The first thing I did on my first planet was fall flat on my face. Rushing down the shuttle's steps, I leapt too far in the lighter gravity and crashed nose-down in the alien dirt. It smelled good. Anything smells good after weeks in space.
I picked myself up and looked around. I saw Hawk stepping carefully out of the shuttle, trying not to laugh at my spectacular trip. Beyond... it was difficult to focus. The vast horizon was a shock after so long in enclosed quarters, and there was so much to see that my gaze kept channel-surfing: from the reddish sun to distant hills, to dark wings hovering above the plain, to a clump of pseudo-trees with green trunks, looking like giant broccoli. I looked down and saw a small red creature hop onto the strip, inflate its throat and imitate the shuttle's landing roar. Was it threatening the intruder or hoping to mate with it? I decided to call it the echo gecko. One down, a million to go. I felt like Adam, being asked by God to name the whole of creation.
One wintry day many years ago, I was walking through Gledhow Valley Woods when I suddenly thought, "What if there was a guy whose job was to name planets?"
I have no idea what sparked that inspiration. One moment, I was kicking through dead leaves; the next, I had a wild concept in my head. Instinctively, I knew it was a story I wanted to write. It appealed for the implied sense of scale — a setting where so many planets needed naming, a specialist was employed for the task. Every once in a while, a sci-fi writer yearns to work on a big canvas, writing about old-fashioned spaceships hopping between uncounted stars. Another appeal was the intrinsic fascination of the naming process itself, and the relation between names and reality. As a child I loved Ursula Le Guin's Earthsea trilogy, with its island-strewn map and its magical system based on everything having its own true name.
At the beginning of my writing career, I had only the haziest conception of how ideas got converted into stories, and in particular what kinds of concepts fuelled page-turning plots. That knowledge I learned by wrestling with actual ideas, and discovering the hard way that some had more potential than others.
The first problem with this particular idea was that it was based on someone's job. Very few jobs have intrinsic dramatic potential. There's a reason why TV schedules are filled with endless cop shows and hospital dramas — it's because not many other professions deal with life-and-death decisions. There aren't any TV shows about a guy who works at a branding consultancy coming up with names for new flavours of toothpaste.
A more subtle problem arises from the creative-writing maxim that "a short story should be about the most important event in the protagonist's life". As with all the prescriptions in how-to-write handbooks, it's easy to ridicule this notion by pointing to myriad exceptions. Nevertheless, the rule does have a lot going for it. After all, if you have a character, then why would you not write about the most important event in his life? Why settle for something that's smaller, that's less interesting?

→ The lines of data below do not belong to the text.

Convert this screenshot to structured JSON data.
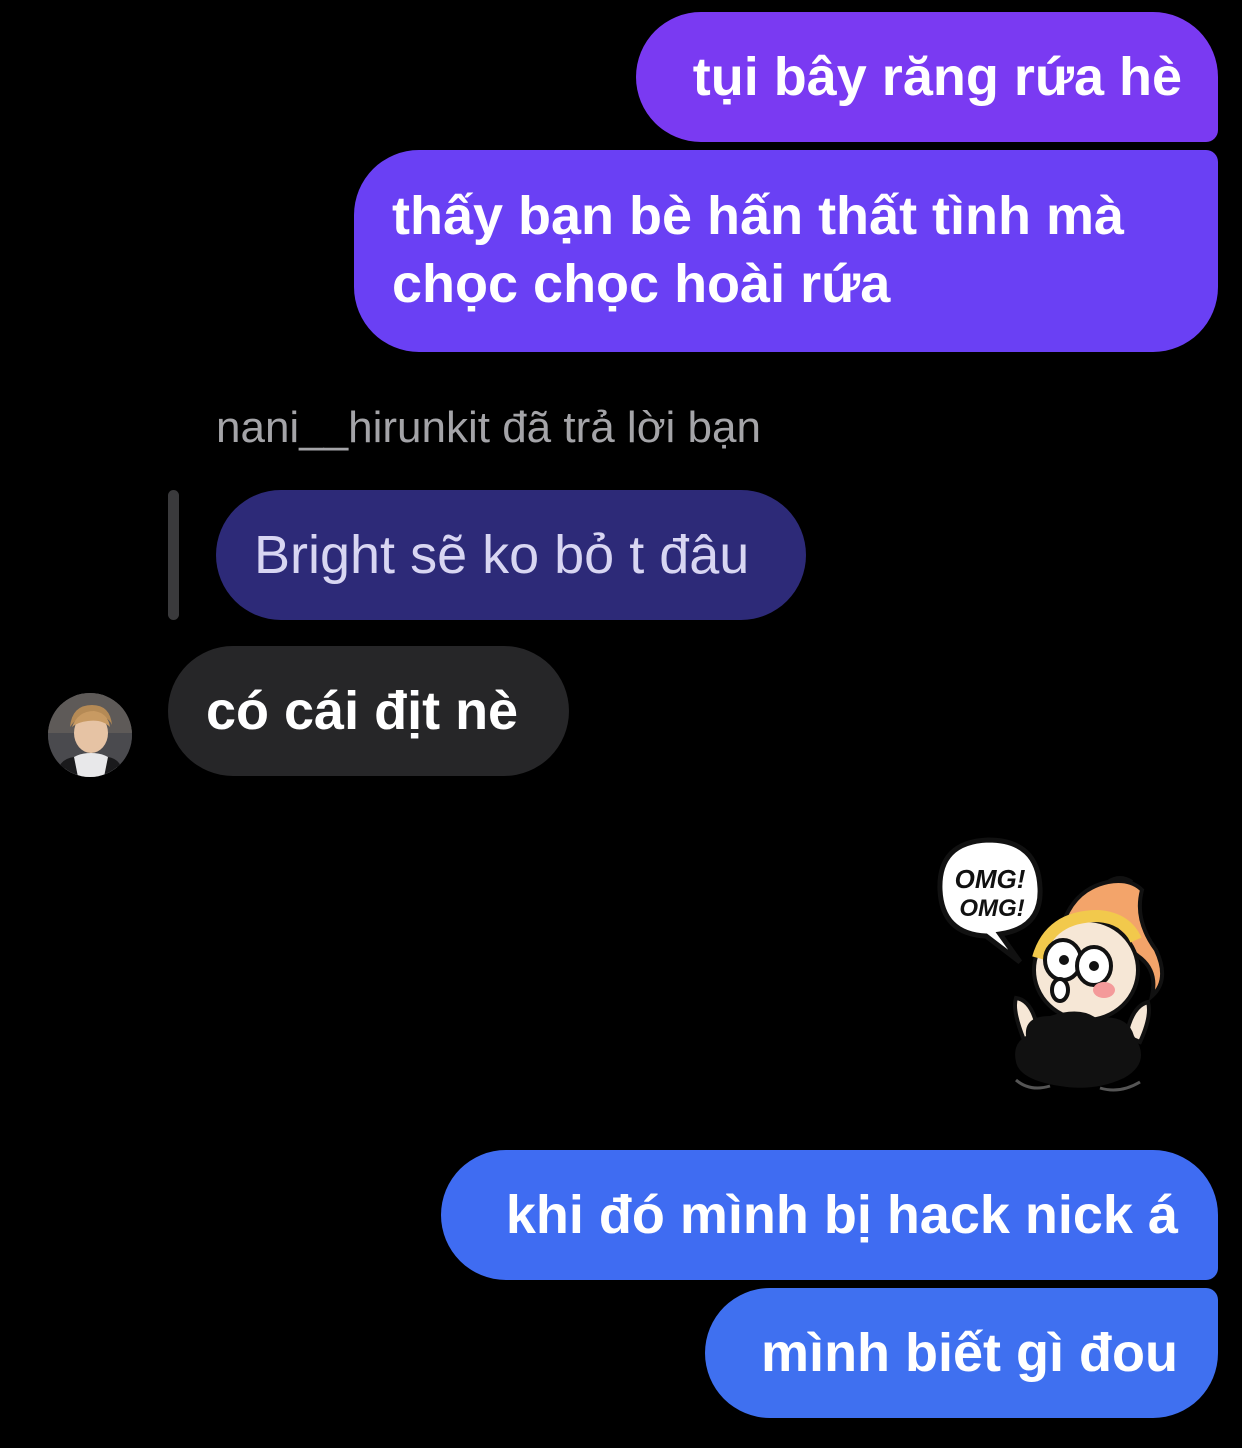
{
  "messages": {
    "sent_1": "tụi bây răng rứa hè",
    "sent_2_line_1": "thấy bạn bè hấn thất tình mà",
    "sent_2_line_2": "chọc chọc hoài rứa",
    "reply_caption": "nani__hirunkit đã trả lời bạn",
    "quoted": "Bright sẽ ko bỏ t đâu",
    "received": "có cái địt nè",
    "sent_3": "khi đó mình bị hack nick á",
    "sent_4": "mình biết gì đou"
  },
  "sticker": {
    "bubble_line_1": "OMG!",
    "bubble_line_2": "OMG!"
  },
  "colors": {
    "background": "#000000",
    "sent_purple": "#7a3af2",
    "sent_blue": "#3f6cf2",
    "quoted_bubble": "#2d2a78",
    "received_bubble": "#262628",
    "caption_gray": "#a4a4a8"
  },
  "icons": {
    "avatar": "profile-photo",
    "sticker": "omg-girl-sticker"
  }
}
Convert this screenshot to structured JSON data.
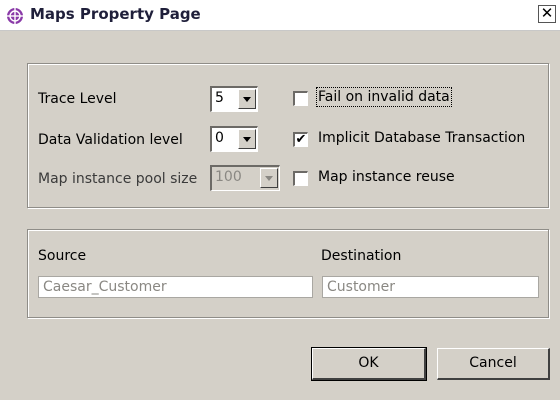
{
  "window": {
    "title": "Maps Property Page",
    "close_glyph": "✕"
  },
  "settings": {
    "trace_level": {
      "label": "Trace Level",
      "value": "5"
    },
    "data_validation": {
      "label": "Data Validation level",
      "value": "0"
    },
    "pool_size": {
      "label": "Map instance pool size",
      "value": "100",
      "disabled": true
    },
    "fail_on_invalid": {
      "label": "Fail on invalid data",
      "checked": false
    },
    "implicit_txn": {
      "label": "Implicit Database Transaction",
      "checked": true
    },
    "instance_reuse": {
      "label": "Map instance reuse",
      "checked": false
    }
  },
  "maps": {
    "source": {
      "label": "Source",
      "value": "Caesar_Customer"
    },
    "destination": {
      "label": "Destination",
      "value": "Customer"
    }
  },
  "buttons": {
    "ok": "OK",
    "cancel": "Cancel"
  },
  "icons": {
    "app": "maps-property-app-icon",
    "dropdown": "chevron-down-icon",
    "check": "checkmark-icon"
  },
  "colors": {
    "dialog_bg": "#d4d0c8",
    "titlebar_bg": "#ffffff",
    "icon_purple": "#8a3aa8"
  }
}
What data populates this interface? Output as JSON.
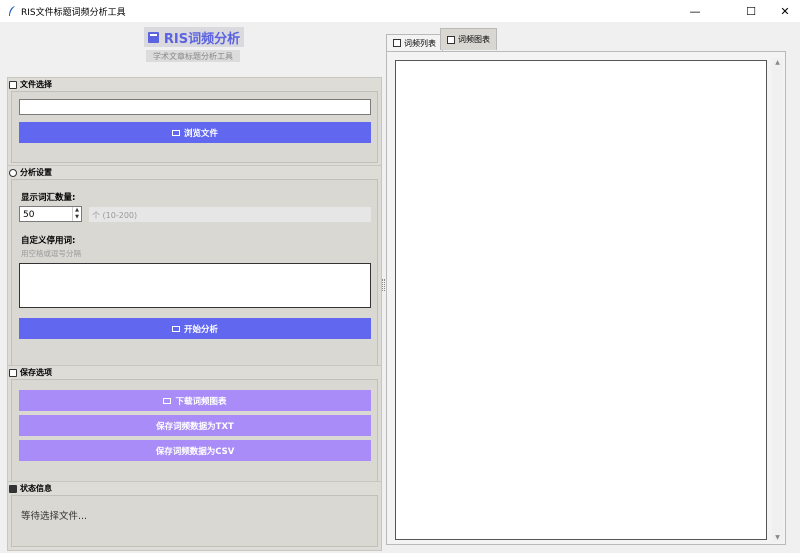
{
  "window": {
    "title": "RIS文件标题词频分析工具",
    "minimize": "—",
    "maximize": "☐",
    "close": "✕"
  },
  "header": {
    "title": "RIS词频分析",
    "subtitle": "学术文章标题分析工具",
    "accent_color": "#5b63e0"
  },
  "file_section": {
    "legend": "文件选择",
    "path_value": "",
    "browse_button": "浏览文件"
  },
  "settings_section": {
    "legend": "分析设置",
    "word_count_label": "显示词汇数量:",
    "word_count_value": "50",
    "word_count_unit": "个 (10-200)",
    "stopwords_label": "自定义停用词:",
    "stopwords_hint": "用空格或逗号分隔",
    "stopwords_value": "",
    "start_button": "开始分析"
  },
  "save_section": {
    "legend": "保存选项",
    "download_chart_button": "下载词频图表",
    "save_txt_button": "保存词频数据为TXT",
    "save_csv_button": "保存词频数据为CSV"
  },
  "status_section": {
    "legend": "状态信息",
    "status_text": "等待选择文件..."
  },
  "tabs": [
    {
      "label": "词频列表",
      "icon": "list-icon",
      "selected": true
    },
    {
      "label": "词频图表",
      "icon": "chart-icon",
      "selected": false
    }
  ],
  "colors": {
    "primary_button": "#6167ef",
    "secondary_button": "#a98cf7",
    "panel_bg": "#dedcd7"
  }
}
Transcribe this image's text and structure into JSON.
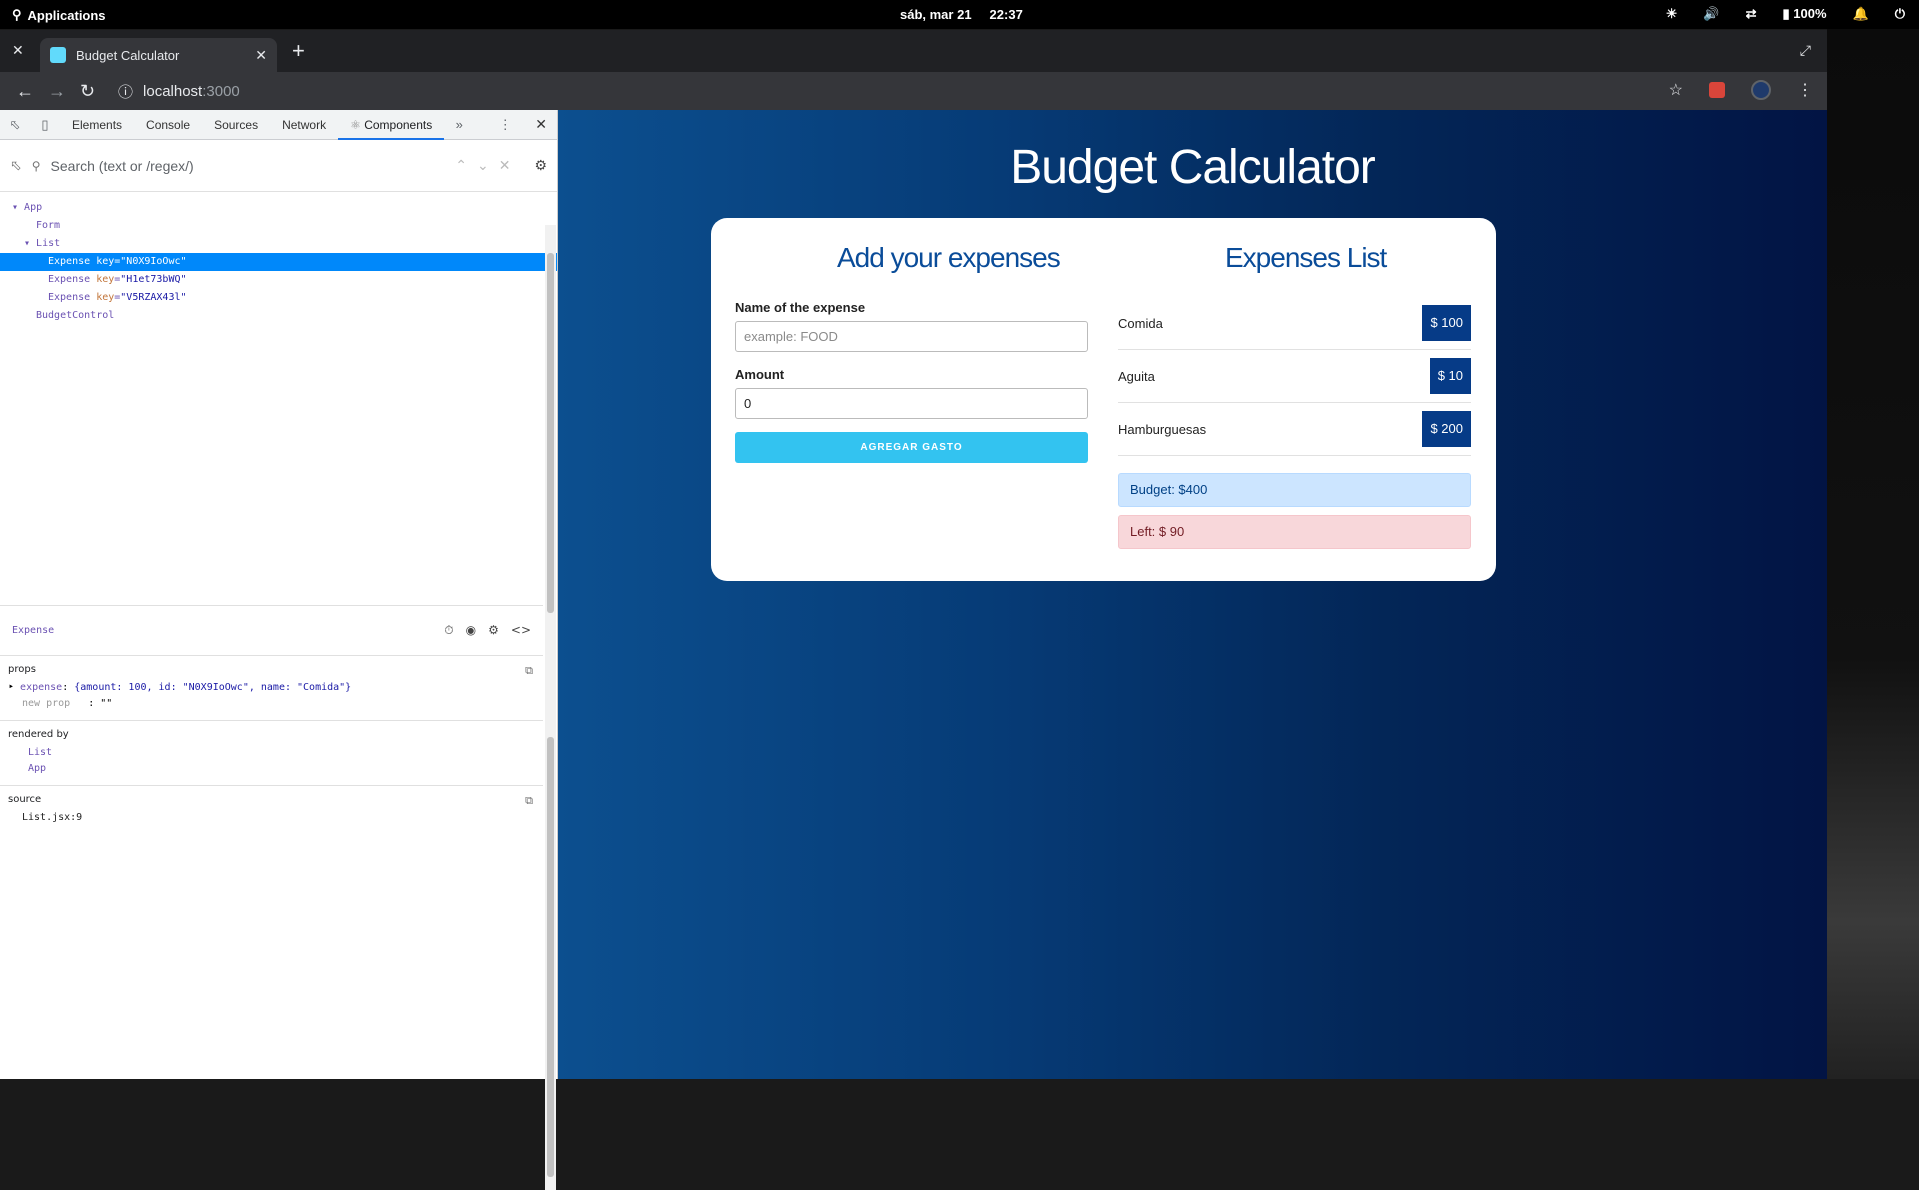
{
  "topbar": {
    "applications_label": "Applications",
    "date": "sáb, mar 21",
    "time": "22:37",
    "battery": "100%"
  },
  "browser": {
    "tab_title": "Budget Calculator",
    "url_host": "localhost",
    "url_port": ":3000"
  },
  "devtools": {
    "tabs": [
      "Elements",
      "Console",
      "Sources",
      "Network",
      "Components"
    ],
    "active_tab": "Components",
    "search_placeholder": "Search (text or /regex/)",
    "tree": {
      "app": "App",
      "form": "Form",
      "list": "List",
      "expenses": [
        {
          "name": "Expense",
          "key_label": "key",
          "key_value": "\"N0X9IoOwc\""
        },
        {
          "name": "Expense",
          "key_label": "key",
          "key_value": "\"H1et73bWQ\""
        },
        {
          "name": "Expense",
          "key_label": "key",
          "key_value": "\"V5RZAX43l\""
        }
      ],
      "budget_control": "BudgetControl"
    },
    "selected_component": "Expense",
    "props_title": "props",
    "prop_name": "expense",
    "prop_value": "{amount: 100, id: \"N0X9IoOwc\", name: \"Comida\"}",
    "new_prop_label": "new prop",
    "new_prop_value": ": \"\"",
    "rendered_by_title": "rendered by",
    "rendered_by": [
      "List",
      "App"
    ],
    "source_title": "source",
    "source_file": "List.jsx:9"
  },
  "app": {
    "title": "Budget Calculator",
    "form_title": "Add your expenses",
    "name_label": "Name of the expense",
    "name_placeholder": "example: FOOD",
    "amount_label": "Amount",
    "amount_value": "0",
    "submit_label": "AGREGAR GASTO",
    "list_title": "Expenses List",
    "expenses": [
      {
        "name": "Comida",
        "amount": "$ 100"
      },
      {
        "name": "Aguita",
        "amount": "$ 10"
      },
      {
        "name": "Hamburguesas",
        "amount": "$ 200"
      }
    ],
    "budget": "Budget: $400",
    "left": "Left: $ 90"
  }
}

The key point here is that the most important event in a person's life is rarely work-related. Think about your own life and the significant events in it: how many of them depended on your job? For many of us, employment is just something that pays the bills and allows us to do interesting things in our free time. Indeed, people usually read books for a window into a more exciting world. If you work in an office all day, you probably don't want to read a story in which a guy sits in an office all day — even if his job is to name planets.
Finally, there's the danger of inappropriately transferring the author's feelings about his own job to his character's job.
I've mentioned these potential pitfalls to give some context to the fact that "Proper Names" was a hard story to write — the version that eventually sold was the seventh draft. The story underwent radical change as I tried and discarded different plotlines for the protagonist.
In the final version, my character visits a newly discovered planet, accompanied by his boss. The protagonist's job is "to name the planet, its features, and the settlements we were building", because "research shows that potential colonists prefer worlds with lettered maps, named menageries, and so forth. It reassures them, gives them the impression that the planet's been thoroughly vetted." His boss goes along "to do whatever it is that managers do". There is conflict over the proposed names: "Too obscure, too many syllables...." Meanwhile, the computer that's doing the hard work of actually building the colony is also resentful of the manager's supervision: "Why does CosmoCorp even bother with computers? If all you want is dullness, the same old recipe on every planet, you might as well send out people." The computer makes a plea to our hero: "I want a name." This act of naming symbolises the underlings' rebellion, as well as determining its consequences. In the end, the hero's self-assertion — and the entire story — is encoded in the names he chooses.
One of the trickiest elements of writing this story was that to illustrate the protagonist's job of coming up with appropriate names, I had to come up with a lot of appropriate names. I ransacked my bookshelves for classic poetry, and I paid homage to many sci-fi authors including Le Guin, as well as coming up with a few names of my own. Reading the story now, I can no longer remember where all the names came from. This mirrors reality, where we live in cities — and meet people — whose names are so old that their meaning has faded into arbitrary syllables.
I look back on "Proper Names" with some fondness, principally because the story's evolution over multiple drafts demonstrates my development as a writer. I learned a lot about the craft in the process of painstakingly transmuting the straw of beginner's dross into the gold of saleable prose.